I just returned from the International High Technology Crime Investigation Association (HTCIA) Conference and Expo in Indian Wells, CA. The conference was kicked off by our Key Note Speaker, Dr. Cliff Stoll, Astronomer and Author of the, “Cuckoo’s Egg.” Cliff was his normal inspiring self and was able to bring into focus many of the issues facing those charged with investigating high tech crimes. The fact that many of those issues were also present twenty five years ago, demonstrates that we still have much to learn. Cliff has been a longtime supporter of the HTCIA and understands the challenges faced by investigators who have to investigate crimes involving new technologies.
While at the conference and in the months preceding the conference, our Marketing Representative Christa Miller and others asked for a definition of High Tech Crime. Their reason for asking was to help focus marketing efforts for the conference and the organization. After being involved in High Tech Crime investigations for more than twenty years, I hadn’t really considered the actual definition in many years. After researching my library and the internet, I found the old definition used in 1997 to help justify the creation of California’s High Tech Crime Task Forces. Here is that definition:
Definition. High-tech crime, as defined in this paper, means both crime against high-tech targets (for example, theft of computer components or high-tech intellectual property) and crime using high-tech means (for example, computer hacking to facilitate telecommunications theft). High-tech crime often involves violence, and high-tech criminals are often also involved in low-tech crimes, such as drug trafficking.
- California High-Tech Task Force Committee, Combating High-Tech Crime in California: The Task Force Approach, June 1997 by Ohlhausen Research, Inc.
This is the definition used by the five California Task Forces and much of the HTCIA to determine whether a particular crime fit into the category of “High Tech Crime.”
In July 2011, the HTCIA’s Strategic Planning Committee realized that the High Tech Crime definition still covered much of what their members did on a daily basis, but didn’t cover everything. In 1997, digital forensics was called evidence recovery. “Denial of Service” attacks were starting to become common and identity theft didn’t exist as a separate crime. The world had changed, since 1997 and the HTCIA is changing to remain current.
Defining what a High Tech Crime is today is easy – defining what it will be in the future is something else. In the late 1990’s, remarked and overclocked Intel processors were a major problem along with the theft of high tech components and counterfeiting of software. Though they still occur today, technological improvements in manufacturing, distribution and awareness have reduced the problem for these areas. Other areas continue to challenge law enforcement and industry investigators.
What will be considered a High Tech Crime be in the future? In a recent editorial in Science News (SN: 9/10/11), the editor, Tom Siegfried, discusses the potential misuse of new technologies, “…, science’s advances in technological skill always bring with them the potential for misuse…” When I read this editorial, it reminded me of conversations I had with Cliff Stoll and many others about how to stay current on new technologies. The challenges for the HTCIA, law enforcement and industry investigators are being prepared for the abuses of new technologies and understanding enough about the new technologies to properly investigate the new type of crime.

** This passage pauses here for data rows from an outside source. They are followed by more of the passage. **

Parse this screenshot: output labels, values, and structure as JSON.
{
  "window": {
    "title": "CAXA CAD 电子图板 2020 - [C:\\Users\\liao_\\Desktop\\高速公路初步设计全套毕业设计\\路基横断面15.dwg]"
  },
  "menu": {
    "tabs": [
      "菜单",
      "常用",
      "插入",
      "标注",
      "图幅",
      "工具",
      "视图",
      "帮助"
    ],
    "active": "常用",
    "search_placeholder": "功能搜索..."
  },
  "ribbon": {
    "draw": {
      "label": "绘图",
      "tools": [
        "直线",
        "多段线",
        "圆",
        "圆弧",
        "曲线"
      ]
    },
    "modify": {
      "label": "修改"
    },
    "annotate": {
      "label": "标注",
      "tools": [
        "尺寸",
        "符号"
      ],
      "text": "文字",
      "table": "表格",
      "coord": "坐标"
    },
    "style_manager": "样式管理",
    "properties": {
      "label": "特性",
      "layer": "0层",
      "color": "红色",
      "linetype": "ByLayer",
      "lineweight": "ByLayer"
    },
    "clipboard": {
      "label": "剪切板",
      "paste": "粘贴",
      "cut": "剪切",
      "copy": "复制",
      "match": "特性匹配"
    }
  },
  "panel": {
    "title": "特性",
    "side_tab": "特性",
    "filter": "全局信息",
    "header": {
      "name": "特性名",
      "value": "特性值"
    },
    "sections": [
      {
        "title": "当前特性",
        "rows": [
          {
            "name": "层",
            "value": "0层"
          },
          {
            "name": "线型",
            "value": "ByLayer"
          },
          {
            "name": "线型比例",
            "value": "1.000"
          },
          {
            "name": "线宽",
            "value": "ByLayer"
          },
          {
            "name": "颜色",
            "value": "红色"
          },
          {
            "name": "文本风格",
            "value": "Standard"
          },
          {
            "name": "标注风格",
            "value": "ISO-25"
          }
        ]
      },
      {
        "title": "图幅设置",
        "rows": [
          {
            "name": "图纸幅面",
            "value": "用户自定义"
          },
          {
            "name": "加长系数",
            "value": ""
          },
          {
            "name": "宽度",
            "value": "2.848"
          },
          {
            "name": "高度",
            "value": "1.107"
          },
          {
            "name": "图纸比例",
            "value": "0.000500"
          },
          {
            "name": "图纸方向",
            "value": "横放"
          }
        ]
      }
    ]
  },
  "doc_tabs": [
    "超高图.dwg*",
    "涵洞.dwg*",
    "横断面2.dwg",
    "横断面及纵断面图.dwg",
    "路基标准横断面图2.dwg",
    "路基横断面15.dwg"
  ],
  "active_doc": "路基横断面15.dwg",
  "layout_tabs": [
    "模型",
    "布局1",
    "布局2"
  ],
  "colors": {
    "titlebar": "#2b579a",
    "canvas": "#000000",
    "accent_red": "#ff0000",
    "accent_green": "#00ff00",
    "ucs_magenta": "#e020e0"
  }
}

Though some may disagree, a High Tech Crime investigator has to be a generalist. That’s not to say that the investigator can’t have a specialty or an advanced degree in a particular science, but ongoing studies in multiple disciplines is a requirement. These studies include reading Science and Engineering journals, research, further education and training conferences, especially in areas where the investigator has little knowledge. By the statements above, you may wonder if I am saying that an investigator has to also be a researcher. The answer is, “Yes.” A successful investigator is almost always a researcher and a successful researcher is also an investigator.
The challenge for a High Tech Crime Investigator is how to stay current with new technologies which could be abused by a high tech criminal while trying to contend with employment, family and other social issues. Though this may seem a huge task, it is a necessary one. One way of addressing this challenge is the formation of investigative teams within a corporation or law enforcement agency. The teams can be formal or ad hoc in nature, but would hopefully combine individual expertise in a particular area with other experts from different fields. Coordinating a group such as this can also be a challenge, but I’ll leave that for another post.

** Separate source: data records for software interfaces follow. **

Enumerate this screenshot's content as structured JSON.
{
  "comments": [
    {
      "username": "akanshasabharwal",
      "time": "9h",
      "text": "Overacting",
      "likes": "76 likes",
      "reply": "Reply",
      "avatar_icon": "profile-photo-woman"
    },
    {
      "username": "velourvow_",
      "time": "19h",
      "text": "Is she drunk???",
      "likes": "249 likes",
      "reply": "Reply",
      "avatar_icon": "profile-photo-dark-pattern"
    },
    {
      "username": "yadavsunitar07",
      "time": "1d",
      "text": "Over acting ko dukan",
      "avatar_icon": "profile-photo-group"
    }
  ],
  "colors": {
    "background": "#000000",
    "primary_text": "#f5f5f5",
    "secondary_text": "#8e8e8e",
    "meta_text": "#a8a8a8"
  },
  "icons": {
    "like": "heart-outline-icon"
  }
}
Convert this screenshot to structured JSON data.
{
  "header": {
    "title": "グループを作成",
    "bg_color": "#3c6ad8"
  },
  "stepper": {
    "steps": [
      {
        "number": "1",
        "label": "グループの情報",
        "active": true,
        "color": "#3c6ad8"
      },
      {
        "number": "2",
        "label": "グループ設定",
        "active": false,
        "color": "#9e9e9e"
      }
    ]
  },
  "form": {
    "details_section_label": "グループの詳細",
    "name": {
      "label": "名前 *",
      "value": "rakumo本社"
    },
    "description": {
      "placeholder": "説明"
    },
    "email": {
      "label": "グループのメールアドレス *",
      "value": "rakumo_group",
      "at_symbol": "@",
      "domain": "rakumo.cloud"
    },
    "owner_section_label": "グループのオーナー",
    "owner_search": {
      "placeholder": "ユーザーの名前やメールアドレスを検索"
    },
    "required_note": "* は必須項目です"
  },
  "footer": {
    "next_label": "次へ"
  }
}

In closing, I want to present HTCIA’s updated definition of a High Tech Crime. It will most likely be rephrased or updated, but the important part is that the definition is a moving window which changes as new technologies are developed and allows for new opportunities for members of the HTCIA.
“High Technology Crime is any contemporary crime committed through the use of technology or against a technology.”

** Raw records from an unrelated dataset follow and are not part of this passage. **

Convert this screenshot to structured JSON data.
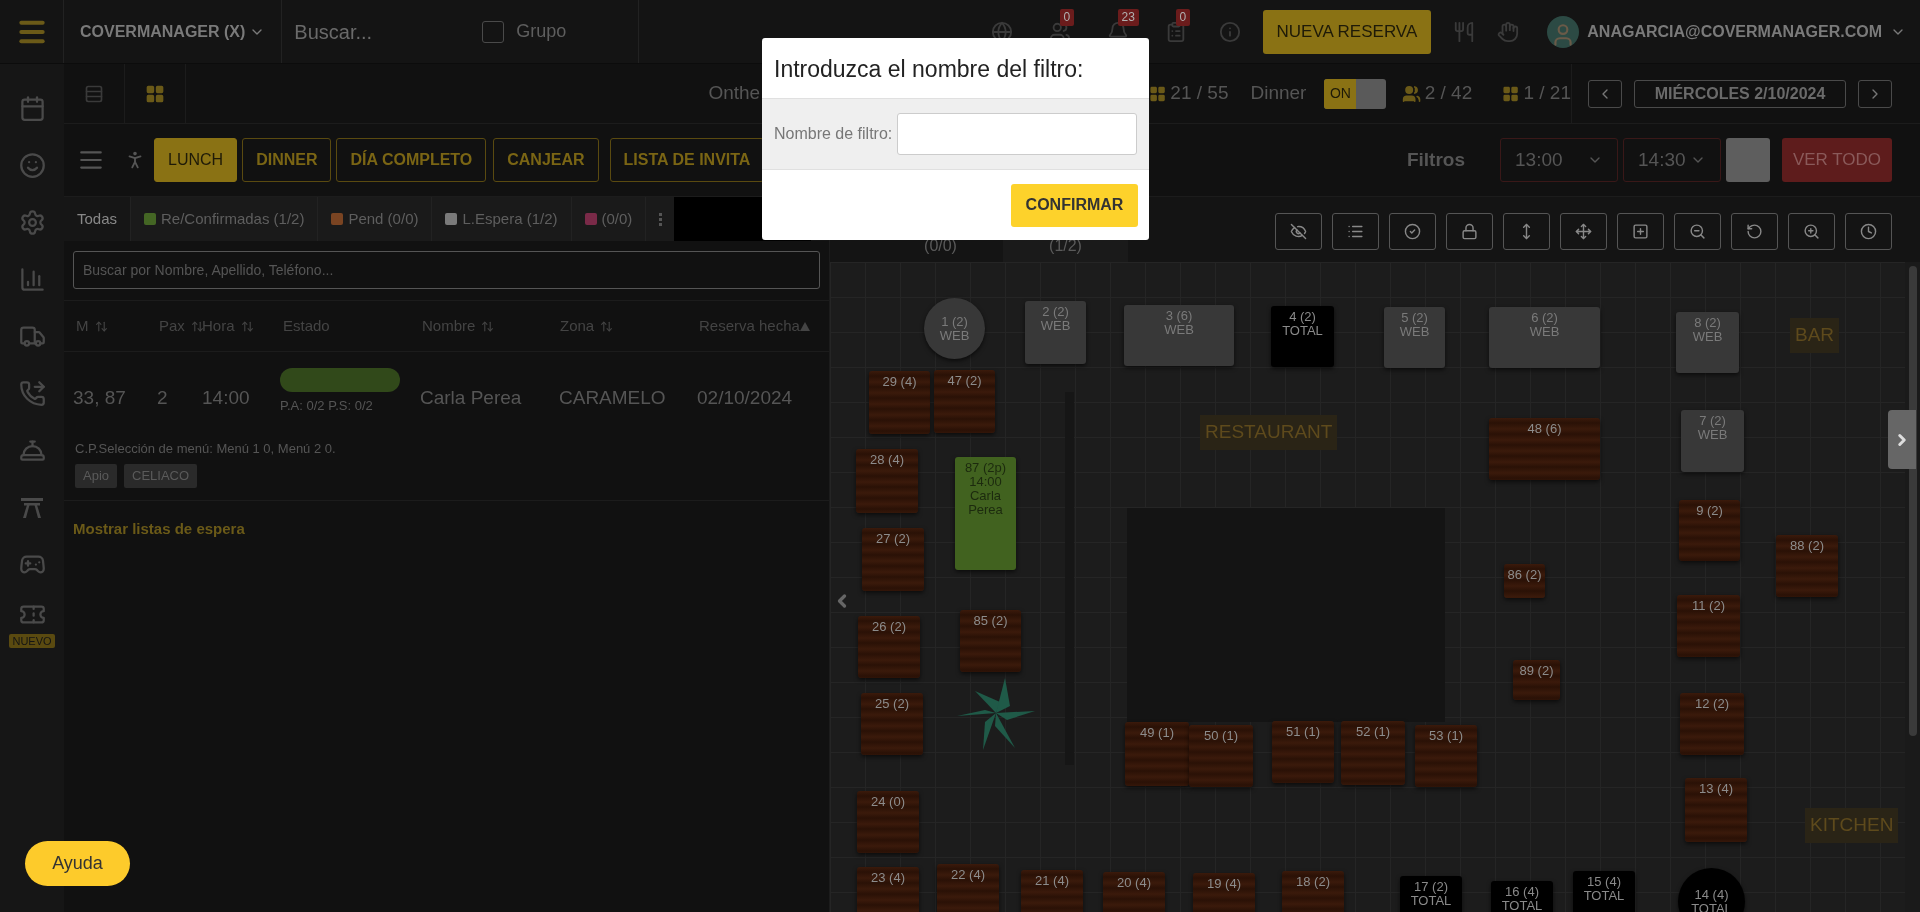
{
  "top_bar": {
    "venue": "COVERMANAGER (X)",
    "search": {
      "placeholder": "Buscar..."
    },
    "group_checkbox": {
      "label": "Grupo",
      "checked": false
    },
    "notifications": [
      {
        "count": "0"
      },
      {
        "count": "23"
      },
      {
        "count": "0"
      }
    ],
    "new_booking": "NUEVA RESERVA",
    "user_email": "ANAGARCIA@COVERMANAGER.COM"
  },
  "sidebar": {
    "new_badge": "NUEVO"
  },
  "view_bar": {
    "partial_text": "Onthe",
    "covers": "21 / 55",
    "service": "Dinner",
    "toggle": {
      "label": "ON",
      "on": true
    },
    "guests": "2 / 42",
    "tables": "1 / 21",
    "date": "MIÉRCOLES 2/10/2024"
  },
  "services": [
    {
      "label": "LUNCH",
      "selected": true
    },
    {
      "label": "DINNER",
      "selected": false
    },
    {
      "label": "DÍA COMPLETO",
      "selected": false
    },
    {
      "label": "CANJEAR",
      "selected": false
    },
    {
      "label": "LISTA DE INVITA",
      "selected": false
    }
  ],
  "filters": {
    "label": "Filtros",
    "from": "13:00",
    "to": "14:30",
    "reset": "VER TODO"
  },
  "status_tabs": [
    {
      "label": "Todas",
      "selected": true
    },
    {
      "label": "Re/Confirmadas (1/2)",
      "selected": false,
      "color": "#446624"
    },
    {
      "label": "Pend (0/0)",
      "selected": false,
      "color": "#7a4422"
    },
    {
      "label": "L.Espera (1/2)",
      "selected": false,
      "color": "#7a7a7a"
    },
    {
      "label": "(0/0)",
      "selected": false,
      "color": "#7a2a48"
    }
  ],
  "map_tabs": [
    {
      "label": "(0/0)"
    },
    {
      "label": "(1/2)"
    }
  ],
  "list_search": {
    "placeholder": "Buscar por Nombre, Apellido, Teléfono..."
  },
  "columns": [
    {
      "label": "M",
      "kind": "sortable"
    },
    {
      "label": "Pax",
      "kind": "sortable"
    },
    {
      "label": "Hora",
      "kind": "sortable"
    },
    {
      "label": "Estado",
      "kind": "plain"
    },
    {
      "label": "Nombre",
      "kind": "sortable"
    },
    {
      "label": "Zona",
      "kind": "sortable"
    },
    {
      "label": "Reserva hecha",
      "kind": "sorted"
    }
  ],
  "reservation": {
    "tables": "33, 87",
    "pax": "2",
    "time": "14:00",
    "color": "#31491a",
    "payment": "P.A: 0/2 P.S: 0/2",
    "name": "Carla Perea",
    "zone": "CARAMELO",
    "made": "02/10/2024",
    "note": "C.P.Selección de menú: Menú 1 0, Menú 2 0.",
    "tags": [
      "Apio",
      "CELIACO"
    ]
  },
  "waitlist_link": "Mostrar listas de espera",
  "floor": {
    "zones": [
      "BAR",
      "RESTAURANT",
      "KITCHEN"
    ],
    "tables": [
      {
        "label": "1 (2)",
        "sub": "WEB",
        "kind": "web",
        "round": true
      },
      {
        "label": "2 (2)",
        "sub": "WEB",
        "kind": "web",
        "round": false
      },
      {
        "label": "3 (6)",
        "sub": "WEB",
        "kind": "web",
        "round": false
      },
      {
        "label": "4 (2)",
        "sub": "TOTAL",
        "kind": "total",
        "round": false
      },
      {
        "label": "5 (2)",
        "sub": "WEB",
        "kind": "web",
        "round": false
      },
      {
        "label": "6 (2)",
        "sub": "WEB",
        "kind": "web",
        "round": false
      },
      {
        "label": "8 (2)",
        "sub": "WEB",
        "kind": "web",
        "round": false
      },
      {
        "label": "29 (4)",
        "kind": "wood",
        "round": false
      },
      {
        "label": "47 (2)",
        "kind": "wood",
        "round": false
      },
      {
        "label": "48 (6)",
        "kind": "wood",
        "round": false
      },
      {
        "label": "7 (2)",
        "sub": "WEB",
        "kind": "web",
        "round": false
      },
      {
        "label": "28 (4)",
        "kind": "wood",
        "round": false
      },
      {
        "label": "87 (2p)",
        "sub": "14:00 Carla Perea",
        "kind": "booked",
        "round": false
      },
      {
        "label": "27 (2)",
        "kind": "wood",
        "round": false
      },
      {
        "label": "9 (2)",
        "kind": "wood",
        "round": false
      },
      {
        "label": "88 (2)",
        "kind": "wood",
        "round": false
      },
      {
        "label": "86 (2)",
        "kind": "wood",
        "round": false
      },
      {
        "label": "26 (2)",
        "kind": "wood",
        "round": false
      },
      {
        "label": "85 (2)",
        "kind": "wood",
        "round": false
      },
      {
        "label": "11 (2)",
        "kind": "wood",
        "round": false
      },
      {
        "label": "89 (2)",
        "kind": "wood",
        "round": false
      },
      {
        "label": "25 (2)",
        "kind": "wood",
        "round": false
      },
      {
        "label": "12 (2)",
        "kind": "wood",
        "round": false
      },
      {
        "label": "49 (1)",
        "kind": "wood",
        "round": false
      },
      {
        "label": "50 (1)",
        "kind": "wood",
        "round": false
      },
      {
        "label": "51 (1)",
        "kind": "wood",
        "round": false
      },
      {
        "label": "52 (1)",
        "kind": "wood",
        "round": false
      },
      {
        "label": "53 (1)",
        "kind": "wood",
        "round": false
      },
      {
        "label": "13 (4)",
        "kind": "wood",
        "round": false
      },
      {
        "label": "24 (0)",
        "kind": "wood",
        "round": false
      },
      {
        "label": "23 (4)",
        "kind": "wood",
        "round": false
      },
      {
        "label": "22 (4)",
        "kind": "wood",
        "round": false
      },
      {
        "label": "21 (4)",
        "kind": "wood",
        "round": false
      },
      {
        "label": "20 (4)",
        "kind": "wood",
        "round": false
      },
      {
        "label": "19 (4)",
        "kind": "wood",
        "round": false
      },
      {
        "label": "18 (2)",
        "kind": "wood",
        "round": false
      },
      {
        "label": "17 (2)",
        "sub": "TOTAL",
        "kind": "total",
        "round": false
      },
      {
        "label": "16 (4)",
        "sub": "TOTAL",
        "kind": "total",
        "round": false
      },
      {
        "label": "15 (4)",
        "sub": "TOTAL",
        "kind": "total",
        "round": false
      },
      {
        "label": "14 (4)",
        "sub": "TOTAL",
        "kind": "total",
        "round": true
      }
    ]
  },
  "modal": {
    "title": "Introduzca el nombre del filtro:",
    "field_label": "Nombre de filtro:",
    "confirm": "CONFIRMAR"
  },
  "help": "Ayuda"
}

Types of investigators involved in High Technology crime Investigation may include the fields of:
- Bio Technology
- Law enforcement
- Military, Cyber Warfare and Defense
- Scientists, Engineers and Researchers
- Incident response, Data Breach and Disaster Recovery
- Intrusion detection and response or IT Security
- Digital forensics or Forensic data recovery and eDiscovery
- Intellectual property theft (Trade Secrets, Patents, Trade Marks and Copyrights)
- Identity Theft
- Industrial Control Systems
- Food Production and Distribution
- Spam Prevention
- Drug or Human Trafficking
- Bio, Chemical or Cyber Terrorism or Other Terrorist Threat or Event
- Harassment or Stalking
- Cell Phone or Mobile Device investigations
- Malware investigations (Viruses, Trojans, etc.)